Years ago, N. T. Wright and a review of the biblical texts convinced me that “Jesus is Lord” was the irreducible core of the gospel message; it is the centerpiece of what the Church believes and has to tell the world (whether we all realize it or not!). (This isn’t going to be a post or series to prove that, fyi; if you’re interested in that find some N.T. Wright to read and also read all the ways that Jesus and the NT generally talk about gospel, and try to synthesize them.) Many others have noted this, along with the idea that the phrase was also the first “creed” of Christianity. I’ve also used the phrase personally as a meditation, as a defense to temptation, as worship, etc., etc. and with much, much benefit.

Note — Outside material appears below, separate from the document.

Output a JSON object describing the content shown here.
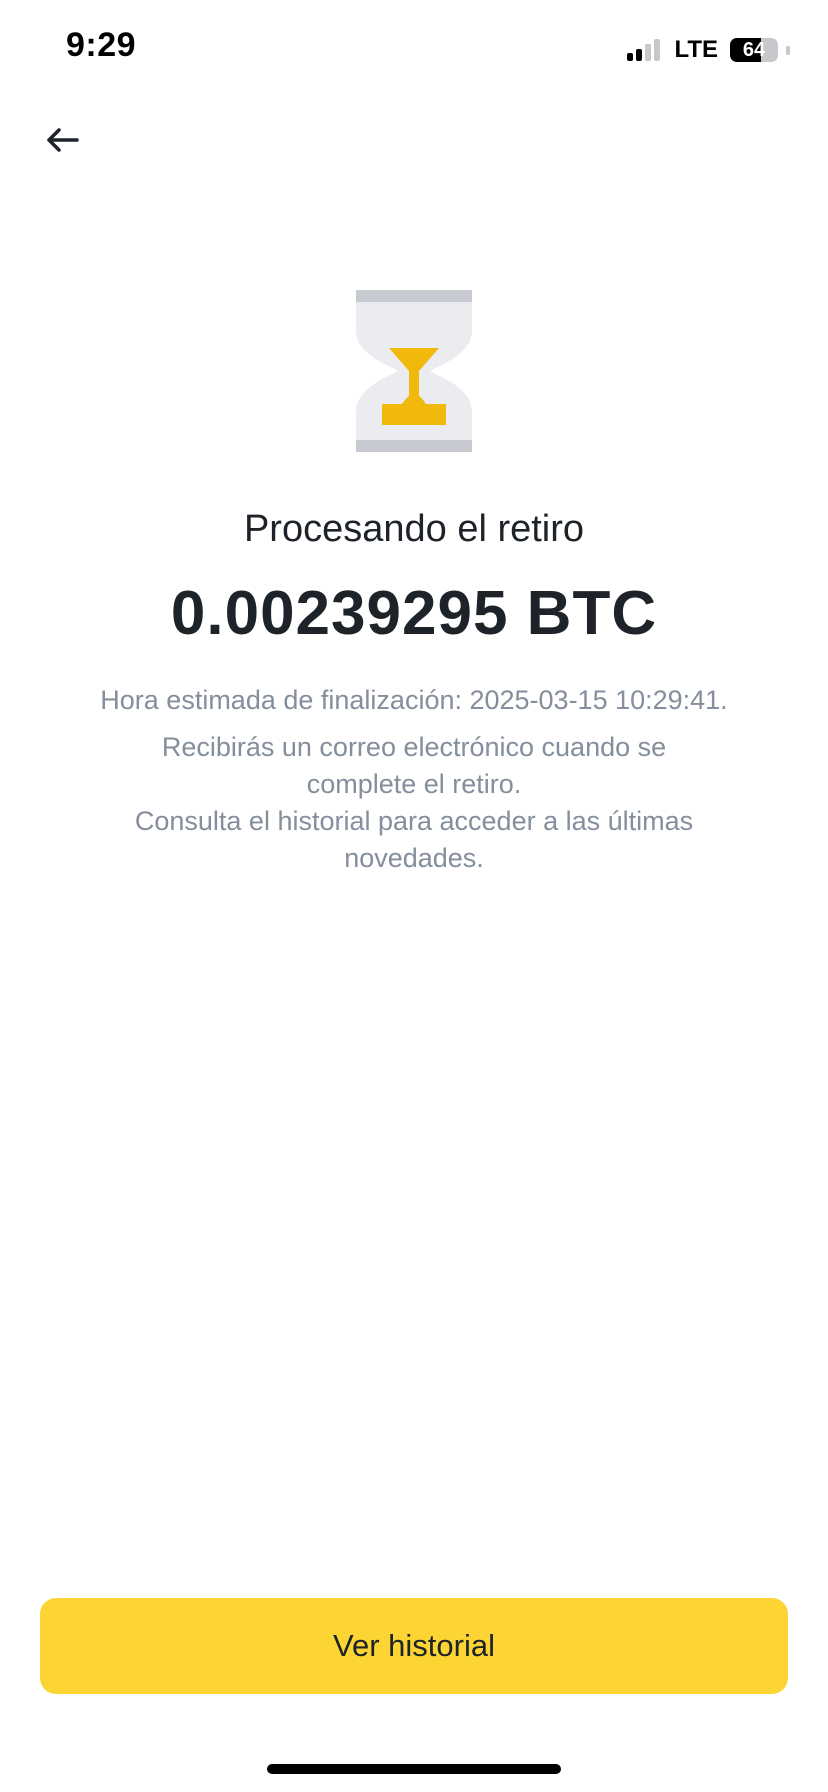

Alan (see the link above) makes a very interesting point about creeds: namely that while “Jesus is Lord” initially served to unite Christians and be the dividing line b/n those who were and were not part of Christ’s ekklesia/church, the more current (and longer) creeds were used to distinguish Christians from other Christians. I’m not sure if Alan is right, or that things are quite that clean, but I do know that creeds have tended to get longer as more and more doctrines have been added by this or that group to the supposed “essentials of the faith” with corresponding heresies being catalogued.

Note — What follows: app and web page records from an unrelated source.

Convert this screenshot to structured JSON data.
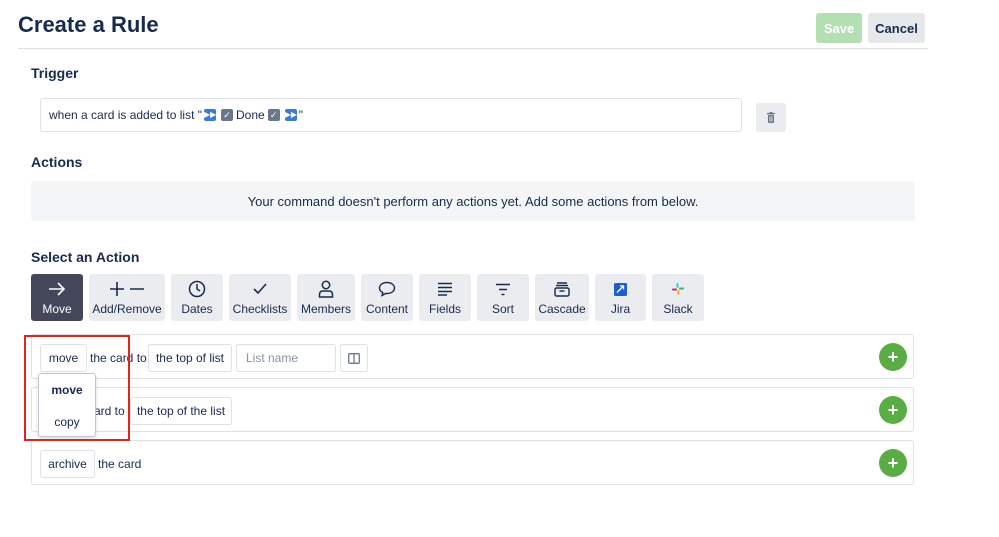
{
  "header": {
    "title": "Create a Rule",
    "save_label": "Save",
    "cancel_label": "Cancel"
  },
  "trigger": {
    "label": "Trigger",
    "text_before": "when a card is added to list \"",
    "list_name": "Done",
    "text_after": "\""
  },
  "actions": {
    "label": "Actions",
    "empty_message": "Your command doesn't perform any actions yet. Add some actions from below."
  },
  "select_action": {
    "label": "Select an Action",
    "tabs": [
      {
        "label": "Move",
        "icon": "arrow-right-icon"
      },
      {
        "label": "Add/Remove",
        "icon": "plus-minus-icon"
      },
      {
        "label": "Dates",
        "icon": "clock-icon"
      },
      {
        "label": "Checklists",
        "icon": "checkmark-icon"
      },
      {
        "label": "Members",
        "icon": "person-icon"
      },
      {
        "label": "Content",
        "icon": "speech-bubble-icon"
      },
      {
        "label": "Fields",
        "icon": "lines-icon"
      },
      {
        "label": "Sort",
        "icon": "sort-icon"
      },
      {
        "label": "Cascade",
        "icon": "archive-box-icon"
      },
      {
        "label": "Jira",
        "icon": "jira-icon"
      },
      {
        "label": "Slack",
        "icon": "slack-icon"
      }
    ]
  },
  "rows": [
    {
      "verb": "move",
      "middle": "the card to",
      "position": "the top of list",
      "list_placeholder": "List name"
    },
    {
      "middle": "ard to",
      "position": "the top of the list"
    },
    {
      "verb": "archive",
      "middle": "the card"
    }
  ],
  "dropdown": {
    "options": [
      "move",
      "copy"
    ],
    "selected": "move"
  },
  "colors": {
    "accent_green": "#5aac44",
    "save_disabled": "#b3dfb3",
    "active_tab": "#44475a",
    "highlight": "#e0251b"
  }
}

While I agree with all of the ancient creeds, I can’t help but think every time someone says we need to use the Nicene or some other ancient creed more often in worship or as a basic confession (essential for membership) in our churches, that we lose something, that we distort Jesus and his own emphases somehow. For example, I believe that Jesus was born to a virgin. I find it unhelpful, though, that this point gets included as “an essential” while the teachings that Jesus said summed up all the law and the prophets (Love God with all one’s heart, soul, mind & strength, and one’s neighbor as oneself) gets no mention. Do the creeds create a different set of “essentials” than what Jesus taught? If so, is everybody okay with that? I keep thinking that the shorter, “Jesus is Lord” would better serve; that it would focus us on the Man himself and his priorities; that in this case, less really is more. How about you? I’m going to post a little on each word of that creed and see where it leads.
By the way, for those looking for another Vineyard post, I’d also credit the Vineyard for this holistic Jesus-focus in my life. I credit my S. Baptist upbringing for telling me that the Bible is God’s word and we do well to treat (all of) it accordingly. But when it came to Jesus and the good news about him, they really only gave me the last third/half of the gospels as “gospel.” Only Jesus’ death was gospel, when push came to shove, because that was the act of substitution, that’s what allowed me to go to heaven, and that was the good news. It was the Vineyard’s influence that started me wondering if everything else in “the gospels” was also good news, that Christianity was about more than surviving judgment, though that was pretty darn good. Thanks significantly to the Vineyard, I started to see that Jesus was talking about the gospel in terms of God’s reign coming to earth, and that Jesus was the embodiment, in word and deed, of what God had in mind to do as the rightful King of the world. Good news, folks: “Jesus is Lord (over everything threatening humanity, within and without).” More to come.